* * *

The woman sitting on the lawn, whom Durnev in passing thought of as a repair person, followed the bird with a penetrating glance and muttered to herself under her breath, “I would like to know what Lifeless Griffin is doing here. The last time I met him was when they got the Titanic down into the water. Don’t remember what happened with the steamship there but for sure there was some trouble.”

She threw up her hand, on her middle finger was a sparkling ring, and she whispered quietly, “Sparkis frontis!

At the same moment, a green spark escaped from the ring and singed one of the bird’s wings. Losing feathers, Lifeless Griffin collapsed onto the asphalt like a rock, crowed something hoarsely and, taking off again, threw itself behind the nearest house.

The mysterious person blew on the glowing ring.

“I hate these living corpses. They cannot be killed a second time. Indeed better to deal simply with evil spirits,” she muttered.

Meanwhile, in the hatch, something came down with a terrible crash. Water splashed.

“A-a-choo!” it was heard from the hatch so deafeningly that the cover even jumped up.

Having forgotten about the bird, the repair person – if, of course, this was a repair person – leaned anxiously over the hatch, “Professor, you will catch cold! I beg you, at least put on a scarf!”

“Medusa, don’t be ridiculous! A scarf won’t help divers!” a voice immediately responded.

But this did not calm the woman a bit.

“I swear by the Hair of The Ancient One, it’s really too much! Only imagine, the very academician of White magic, the head of the Tibidox School of Magic, Sardanapal Chernomorov is forced to remove the simplest spells of the evil spirits! Where, please permit me to ask, are our junior magicians, where are the assistants?” she asked, pressing her lips tightly.

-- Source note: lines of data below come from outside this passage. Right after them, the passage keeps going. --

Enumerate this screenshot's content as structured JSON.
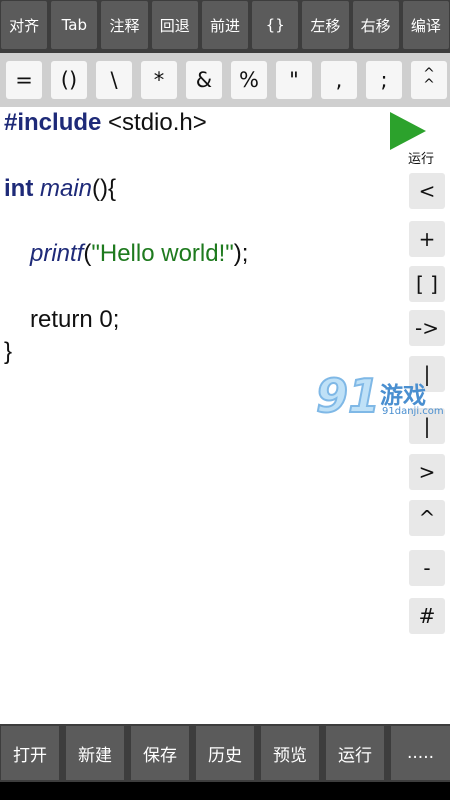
{
  "toolbar_top": [
    "对齐",
    "Tab",
    "注释",
    "回退",
    "前进",
    "{}",
    "左移",
    "右移",
    "编译"
  ],
  "symbols": [
    "=",
    "()",
    "\\",
    "*",
    "&",
    "%",
    "\"",
    ",",
    ";",
    "^\n^"
  ],
  "code": {
    "include": "#include",
    "header": " <stdio.h>",
    "type": "int",
    "func": "main",
    "func_tail": "(){",
    "call": "printf",
    "paren_open": "(",
    "string": "\"Hello world!\"",
    "paren_close": ");",
    "ret": "return 0;",
    "close": "}"
  },
  "run_button": {
    "label": "运行",
    "icon": "play-icon",
    "color": "#2ca22c"
  },
  "side_keys": [
    "<",
    "+",
    "[ ]",
    "->",
    "|",
    "|",
    ">",
    "^",
    "-",
    "#"
  ],
  "watermark": {
    "number": "91",
    "text": "游戏",
    "url": "91danji.com"
  },
  "toolbar_bottom": [
    "打开",
    "新建",
    "保存",
    "历史",
    "预览",
    "运行",
    "....."
  ]
}
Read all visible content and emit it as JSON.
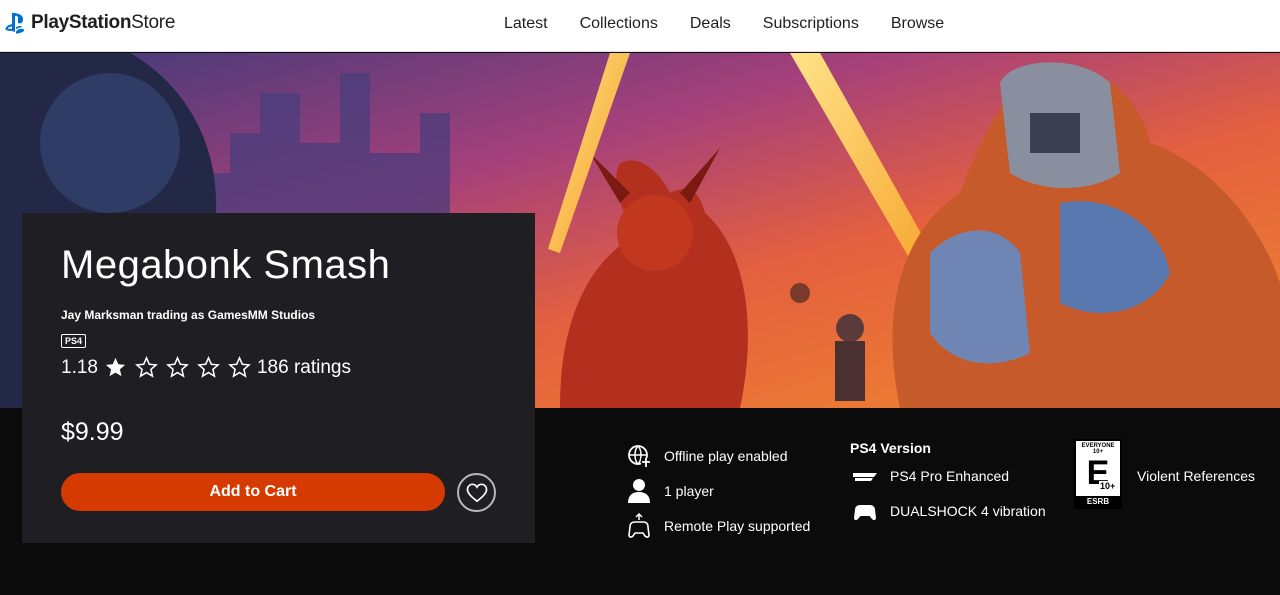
{
  "header": {
    "brand_bold": "PlayStation",
    "brand_light": "Store",
    "nav": [
      "Latest",
      "Collections",
      "Deals",
      "Subscriptions",
      "Browse"
    ]
  },
  "product": {
    "title": "Megabonk Smash",
    "publisher": "Jay Marksman trading as GamesMM Studios",
    "platform": "PS4",
    "rating_value": "1.18",
    "rating_stars": 1,
    "rating_count": "186 ratings",
    "price": "$9.99",
    "cart_label": "Add to Cart"
  },
  "features": {
    "offline": "Offline play enabled",
    "players": "1 player",
    "remote": "Remote Play supported"
  },
  "ps4_version": {
    "title": "PS4 Version",
    "pro": "PS4 Pro Enhanced",
    "vibration": "DUALSHOCK 4 vibration"
  },
  "esrb": {
    "top": "EVERYONE 10+",
    "letter": "E",
    "age": "10+",
    "bottom": "ESRB",
    "descriptor": "Violent References"
  },
  "colors": {
    "accent": "#d53b00",
    "card": "#1f1f23",
    "background": "#0b0b0c"
  }
}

The rumbling in the hatch stopped. To the surface rose a small rosy chubby person dressed in an orange overall, from which water was trickling down… No, please excuse me, not an overall but a robe. It could seem like an overall only to a not very keen observer and even then only at first glance. Precisely the same orange robe was also on his companion.

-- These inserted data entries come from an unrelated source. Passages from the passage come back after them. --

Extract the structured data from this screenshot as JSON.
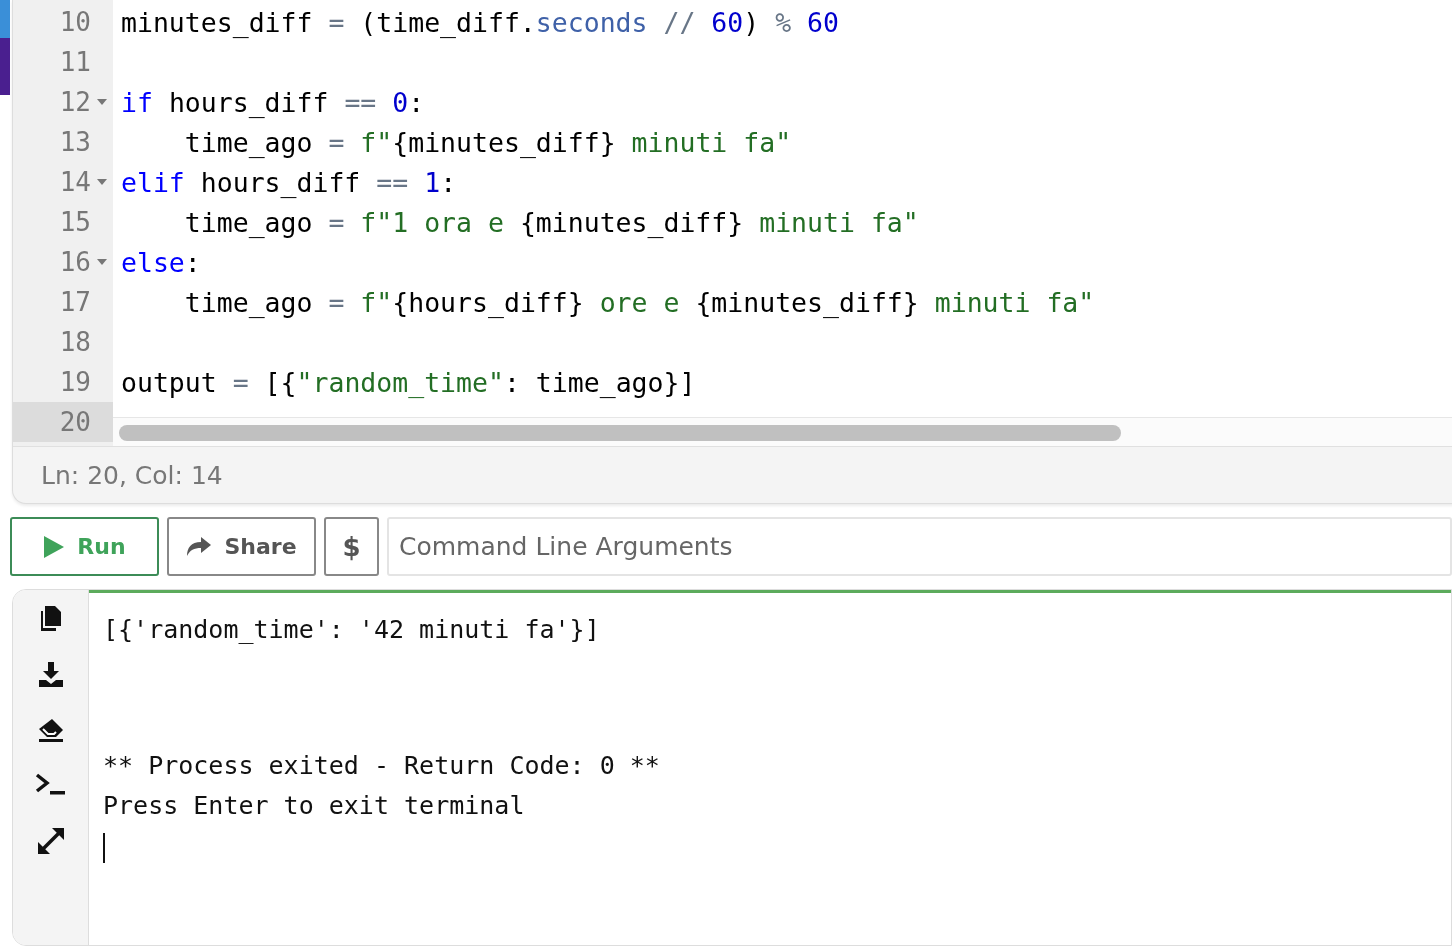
{
  "editor": {
    "lines": [
      {
        "number": "10",
        "foldable": false,
        "active": false,
        "tokens": [
          {
            "kind": "plain",
            "text": "minutes_diff"
          },
          {
            "kind": "op",
            "text": " = "
          },
          {
            "kind": "plain",
            "text": "(time_diff."
          },
          {
            "kind": "attr",
            "text": "seconds"
          },
          {
            "kind": "op",
            "text": " // "
          },
          {
            "kind": "num",
            "text": "60"
          },
          {
            "kind": "plain",
            "text": ")"
          },
          {
            "kind": "op",
            "text": " % "
          },
          {
            "kind": "num",
            "text": "60"
          }
        ]
      },
      {
        "number": "11",
        "foldable": false,
        "active": false
      },
      {
        "number": "12",
        "foldable": true,
        "active": false,
        "tokens": [
          {
            "kind": "kw",
            "text": "if"
          },
          {
            "kind": "plain",
            "text": " hours_diff"
          },
          {
            "kind": "op",
            "text": " == "
          },
          {
            "kind": "num",
            "text": "0"
          },
          {
            "kind": "plain",
            "text": ":"
          }
        ]
      },
      {
        "number": "13",
        "foldable": false,
        "active": false,
        "tokens": [
          {
            "kind": "plain",
            "text": "    time_ago"
          },
          {
            "kind": "op",
            "text": " = "
          },
          {
            "kind": "str",
            "text": "f\""
          },
          {
            "kind": "plain",
            "text": "{minutes_diff}"
          },
          {
            "kind": "str",
            "text": " minuti fa\""
          }
        ]
      },
      {
        "number": "14",
        "foldable": true,
        "active": false,
        "tokens": [
          {
            "kind": "kw",
            "text": "elif"
          },
          {
            "kind": "plain",
            "text": " hours_diff"
          },
          {
            "kind": "op",
            "text": " == "
          },
          {
            "kind": "num",
            "text": "1"
          },
          {
            "kind": "plain",
            "text": ":"
          }
        ]
      },
      {
        "number": "15",
        "foldable": false,
        "active": false,
        "tokens": [
          {
            "kind": "plain",
            "text": "    time_ago"
          },
          {
            "kind": "op",
            "text": " = "
          },
          {
            "kind": "str",
            "text": "f\"1 ora e "
          },
          {
            "kind": "plain",
            "text": "{minutes_diff}"
          },
          {
            "kind": "str",
            "text": " minuti fa\""
          }
        ]
      },
      {
        "number": "16",
        "foldable": true,
        "active": false,
        "tokens": [
          {
            "kind": "kw",
            "text": "else"
          },
          {
            "kind": "plain",
            "text": ":"
          }
        ]
      },
      {
        "number": "17",
        "foldable": false,
        "active": false,
        "tokens": [
          {
            "kind": "plain",
            "text": "    time_ago"
          },
          {
            "kind": "op",
            "text": " = "
          },
          {
            "kind": "str",
            "text": "f\""
          },
          {
            "kind": "plain",
            "text": "{hours_diff}"
          },
          {
            "kind": "str",
            "text": " ore e "
          },
          {
            "kind": "plain",
            "text": "{minutes_diff}"
          },
          {
            "kind": "str",
            "text": " minuti fa\""
          }
        ]
      },
      {
        "number": "18",
        "foldable": false,
        "active": false
      },
      {
        "number": "19",
        "foldable": false,
        "active": false,
        "tokens": [
          {
            "kind": "plain",
            "text": "output"
          },
          {
            "kind": "op",
            "text": " = "
          },
          {
            "kind": "plain",
            "text": "[{"
          },
          {
            "kind": "str",
            "text": "\"random_time\""
          },
          {
            "kind": "plain",
            "text": ": time_ago}]"
          }
        ]
      },
      {
        "number": "20",
        "foldable": false,
        "active": true
      }
    ],
    "status": "Ln: 20,  Col: 14"
  },
  "toolbar": {
    "run": "Run",
    "share": "Share",
    "dollar": "$",
    "args_placeholder": "Command Line Arguments"
  },
  "terminal": {
    "lines": [
      {
        "kind": "result",
        "text": "[{'random_time': '42 minuti fa'}]"
      },
      {
        "kind": "exit",
        "text": "** Process exited - Return Code: 0 **"
      },
      {
        "kind": "prompt",
        "text": "Press Enter to exit terminal"
      }
    ],
    "cursor": true
  }
}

“A-a-choo! Medusa! All this, right, this nonsense, is not worthwhile to trouble anyone! A-a-choo! Without practice, in two years I would become a helpless office magician. Are there any among us lazy people who can even turn into a pig without the ring? To say nothing of the highest disciplines, such as theoretical magic, levitation, protection from hexes, or the production of talismans.”

Having cited this, in his opinion, deadly reason, the academician Sardanapal stood on tiptoes and cheerfully looked around. His right moustache was green and the left yellow. But the strangest thing was that the moustaches were never in a state of rest for a second. They either coiled like two live ropes, or were interlaced, or aimed to entwine the temples of the eyeglasses and pull them off from the chubby person’s nose. True, it was not so simple to do this, since the glasses were kept on clearly not so much by the temples, having come loose a long time ago, as by a special spell.